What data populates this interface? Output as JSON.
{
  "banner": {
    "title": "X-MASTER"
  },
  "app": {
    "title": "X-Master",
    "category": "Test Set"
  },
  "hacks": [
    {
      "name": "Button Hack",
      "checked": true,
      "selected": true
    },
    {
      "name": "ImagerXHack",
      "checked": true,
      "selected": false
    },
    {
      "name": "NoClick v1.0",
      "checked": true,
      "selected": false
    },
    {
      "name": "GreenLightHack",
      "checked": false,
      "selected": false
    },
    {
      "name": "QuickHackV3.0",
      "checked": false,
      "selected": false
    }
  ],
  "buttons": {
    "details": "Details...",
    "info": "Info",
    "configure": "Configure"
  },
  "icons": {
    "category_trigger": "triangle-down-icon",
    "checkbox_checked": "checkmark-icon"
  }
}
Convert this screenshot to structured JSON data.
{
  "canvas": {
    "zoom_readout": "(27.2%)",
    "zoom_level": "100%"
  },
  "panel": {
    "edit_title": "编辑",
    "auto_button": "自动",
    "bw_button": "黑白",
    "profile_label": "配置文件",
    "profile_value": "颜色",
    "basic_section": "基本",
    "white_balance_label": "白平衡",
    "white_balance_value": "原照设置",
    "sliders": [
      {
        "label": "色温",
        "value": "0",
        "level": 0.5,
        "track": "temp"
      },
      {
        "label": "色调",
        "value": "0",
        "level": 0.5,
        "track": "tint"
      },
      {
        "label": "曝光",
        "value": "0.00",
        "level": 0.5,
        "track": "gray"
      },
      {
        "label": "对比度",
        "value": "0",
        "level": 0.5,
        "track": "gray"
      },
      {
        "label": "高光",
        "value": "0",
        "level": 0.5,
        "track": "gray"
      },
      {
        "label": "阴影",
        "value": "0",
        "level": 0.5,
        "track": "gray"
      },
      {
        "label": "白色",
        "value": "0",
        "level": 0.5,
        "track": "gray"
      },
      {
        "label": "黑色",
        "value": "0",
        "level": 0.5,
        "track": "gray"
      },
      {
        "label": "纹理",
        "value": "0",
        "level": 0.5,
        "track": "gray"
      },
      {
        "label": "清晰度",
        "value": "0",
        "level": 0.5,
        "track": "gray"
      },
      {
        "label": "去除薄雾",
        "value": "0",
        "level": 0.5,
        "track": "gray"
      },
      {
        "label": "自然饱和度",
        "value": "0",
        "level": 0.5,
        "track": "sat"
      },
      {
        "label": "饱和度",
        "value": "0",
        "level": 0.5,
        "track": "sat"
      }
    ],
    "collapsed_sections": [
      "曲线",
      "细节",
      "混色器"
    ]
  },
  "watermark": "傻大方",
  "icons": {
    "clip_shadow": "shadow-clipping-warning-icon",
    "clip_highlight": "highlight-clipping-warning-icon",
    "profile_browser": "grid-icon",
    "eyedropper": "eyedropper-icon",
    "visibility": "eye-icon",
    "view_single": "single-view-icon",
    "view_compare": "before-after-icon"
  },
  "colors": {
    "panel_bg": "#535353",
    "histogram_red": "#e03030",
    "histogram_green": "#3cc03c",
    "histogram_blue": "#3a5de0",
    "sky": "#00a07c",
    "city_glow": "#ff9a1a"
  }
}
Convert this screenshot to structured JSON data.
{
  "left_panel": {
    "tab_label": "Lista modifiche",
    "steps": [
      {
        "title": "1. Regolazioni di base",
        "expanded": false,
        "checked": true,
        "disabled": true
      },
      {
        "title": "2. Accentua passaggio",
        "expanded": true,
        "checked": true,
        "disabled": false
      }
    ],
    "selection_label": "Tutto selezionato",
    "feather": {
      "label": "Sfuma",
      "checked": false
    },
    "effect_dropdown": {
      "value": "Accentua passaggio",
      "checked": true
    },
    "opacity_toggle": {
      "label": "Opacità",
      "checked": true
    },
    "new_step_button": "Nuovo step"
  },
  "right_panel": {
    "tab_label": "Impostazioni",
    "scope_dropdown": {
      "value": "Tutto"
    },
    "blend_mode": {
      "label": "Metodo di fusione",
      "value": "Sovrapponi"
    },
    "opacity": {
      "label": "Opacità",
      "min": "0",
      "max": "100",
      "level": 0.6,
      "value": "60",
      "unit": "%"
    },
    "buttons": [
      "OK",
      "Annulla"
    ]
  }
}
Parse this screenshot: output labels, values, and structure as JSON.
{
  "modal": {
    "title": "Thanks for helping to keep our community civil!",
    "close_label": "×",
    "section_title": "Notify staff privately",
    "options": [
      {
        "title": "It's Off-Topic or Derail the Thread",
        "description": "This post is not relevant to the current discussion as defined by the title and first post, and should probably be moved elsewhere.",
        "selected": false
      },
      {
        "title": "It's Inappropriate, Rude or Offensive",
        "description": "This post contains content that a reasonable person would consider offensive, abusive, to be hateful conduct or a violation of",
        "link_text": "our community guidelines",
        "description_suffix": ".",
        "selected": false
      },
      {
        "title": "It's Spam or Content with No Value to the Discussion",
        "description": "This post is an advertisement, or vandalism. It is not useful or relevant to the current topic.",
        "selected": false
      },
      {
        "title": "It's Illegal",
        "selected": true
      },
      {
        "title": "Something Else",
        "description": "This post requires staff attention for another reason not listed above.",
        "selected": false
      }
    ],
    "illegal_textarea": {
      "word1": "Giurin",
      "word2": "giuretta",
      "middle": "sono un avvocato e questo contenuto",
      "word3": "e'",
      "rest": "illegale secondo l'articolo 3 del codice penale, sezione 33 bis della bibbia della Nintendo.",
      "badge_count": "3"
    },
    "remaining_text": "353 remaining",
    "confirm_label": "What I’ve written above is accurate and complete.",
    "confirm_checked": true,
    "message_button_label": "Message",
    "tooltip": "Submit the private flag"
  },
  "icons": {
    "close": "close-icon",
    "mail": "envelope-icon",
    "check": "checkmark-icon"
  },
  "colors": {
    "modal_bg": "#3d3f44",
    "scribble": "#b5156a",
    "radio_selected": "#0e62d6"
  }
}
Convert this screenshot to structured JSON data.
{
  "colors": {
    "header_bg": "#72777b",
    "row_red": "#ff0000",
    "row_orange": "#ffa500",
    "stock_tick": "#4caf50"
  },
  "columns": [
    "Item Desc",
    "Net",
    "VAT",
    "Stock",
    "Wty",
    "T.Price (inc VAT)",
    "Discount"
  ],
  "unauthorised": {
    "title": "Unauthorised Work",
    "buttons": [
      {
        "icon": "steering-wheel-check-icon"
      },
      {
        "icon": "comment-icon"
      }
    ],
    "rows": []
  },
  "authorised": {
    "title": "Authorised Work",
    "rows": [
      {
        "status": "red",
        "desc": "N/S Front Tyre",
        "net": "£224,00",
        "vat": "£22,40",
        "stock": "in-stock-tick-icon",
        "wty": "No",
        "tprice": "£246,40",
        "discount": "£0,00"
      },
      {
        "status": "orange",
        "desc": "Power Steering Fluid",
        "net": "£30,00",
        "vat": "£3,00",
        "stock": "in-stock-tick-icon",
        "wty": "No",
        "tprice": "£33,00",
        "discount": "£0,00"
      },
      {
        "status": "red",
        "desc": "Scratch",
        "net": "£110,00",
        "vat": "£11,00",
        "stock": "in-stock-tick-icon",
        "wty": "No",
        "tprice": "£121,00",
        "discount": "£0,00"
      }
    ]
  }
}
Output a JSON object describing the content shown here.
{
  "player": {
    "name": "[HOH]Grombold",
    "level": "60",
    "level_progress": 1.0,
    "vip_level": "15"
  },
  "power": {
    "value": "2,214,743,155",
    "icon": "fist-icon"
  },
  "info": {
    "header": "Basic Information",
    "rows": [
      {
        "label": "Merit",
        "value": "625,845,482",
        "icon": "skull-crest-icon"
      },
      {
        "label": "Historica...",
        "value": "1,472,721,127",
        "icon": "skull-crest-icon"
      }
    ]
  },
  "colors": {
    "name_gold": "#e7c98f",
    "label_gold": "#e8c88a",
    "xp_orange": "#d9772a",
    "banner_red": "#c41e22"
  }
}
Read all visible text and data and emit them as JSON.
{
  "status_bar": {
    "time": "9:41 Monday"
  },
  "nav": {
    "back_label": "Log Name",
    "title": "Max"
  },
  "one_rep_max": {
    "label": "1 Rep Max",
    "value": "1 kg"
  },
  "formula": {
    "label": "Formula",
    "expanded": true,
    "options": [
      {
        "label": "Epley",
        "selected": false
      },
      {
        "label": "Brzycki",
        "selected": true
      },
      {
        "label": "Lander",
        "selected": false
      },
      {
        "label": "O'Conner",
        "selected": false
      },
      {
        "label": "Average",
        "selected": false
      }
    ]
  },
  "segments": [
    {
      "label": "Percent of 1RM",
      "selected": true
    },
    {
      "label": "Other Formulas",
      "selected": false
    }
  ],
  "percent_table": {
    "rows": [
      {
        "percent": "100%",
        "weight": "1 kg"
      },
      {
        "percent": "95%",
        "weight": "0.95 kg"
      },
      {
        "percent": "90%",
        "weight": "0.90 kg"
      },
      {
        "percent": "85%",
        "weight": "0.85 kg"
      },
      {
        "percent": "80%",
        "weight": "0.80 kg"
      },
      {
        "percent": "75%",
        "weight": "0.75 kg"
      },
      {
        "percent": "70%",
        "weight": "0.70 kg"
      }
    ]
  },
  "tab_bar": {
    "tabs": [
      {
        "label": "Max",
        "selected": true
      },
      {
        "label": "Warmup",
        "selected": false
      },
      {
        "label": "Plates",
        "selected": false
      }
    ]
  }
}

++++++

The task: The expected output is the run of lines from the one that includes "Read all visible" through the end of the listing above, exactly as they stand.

Response to the task:
Read all visible text and data and emit them as JSON.
{
  "status_bar": {
    "time": "9:41 Monday"
  },
  "nav": {
    "back_label": "Log Name",
    "title": "Max"
  },
  "one_rep_max": {
    "label": "1 Rep Max",
    "value": "1 kg"
  },
  "formula": {
    "label": "Formula",
    "expanded": true,
    "options": [
      {
        "label": "Epley",
        "selected": false
      },
      {
        "label": "Brzycki",
        "selected": true
      },
      {
        "label": "Lander",
        "selected": false
      },
      {
        "label": "O'Conner",
        "selected": false
      },
      {
        "label": "Average",
        "selected": false
      }
    ]
  },
  "segments": [
    {
      "label": "Percent of 1RM",
      "selected": true
    },
    {
      "label": "Other Formulas",
      "selected": false
    }
  ],
  "percent_table": {
    "rows": [
      {
        "percent": "100%",
        "weight": "1 kg"
      },
      {
        "percent": "95%",
        "weight": "0.95 kg"
      },
      {
        "percent": "90%",
        "weight": "0.90 kg"
      },
      {
        "percent": "85%",
        "weight": "0.85 kg"
      },
      {
        "percent": "80%",
        "weight": "0.80 kg"
      },
      {
        "percent": "75%",
        "weight": "0.75 kg"
      },
      {
        "percent": "70%",
        "weight": "0.70 kg"
      }
    ]
  },
  "tab_bar": {
    "tabs": [
      {
        "label": "Max",
        "selected": true
      },
      {
        "label": "Warmup",
        "selected": false
      },
      {
        "label": "Plates",
        "selected": false
      }
    ]
  }
}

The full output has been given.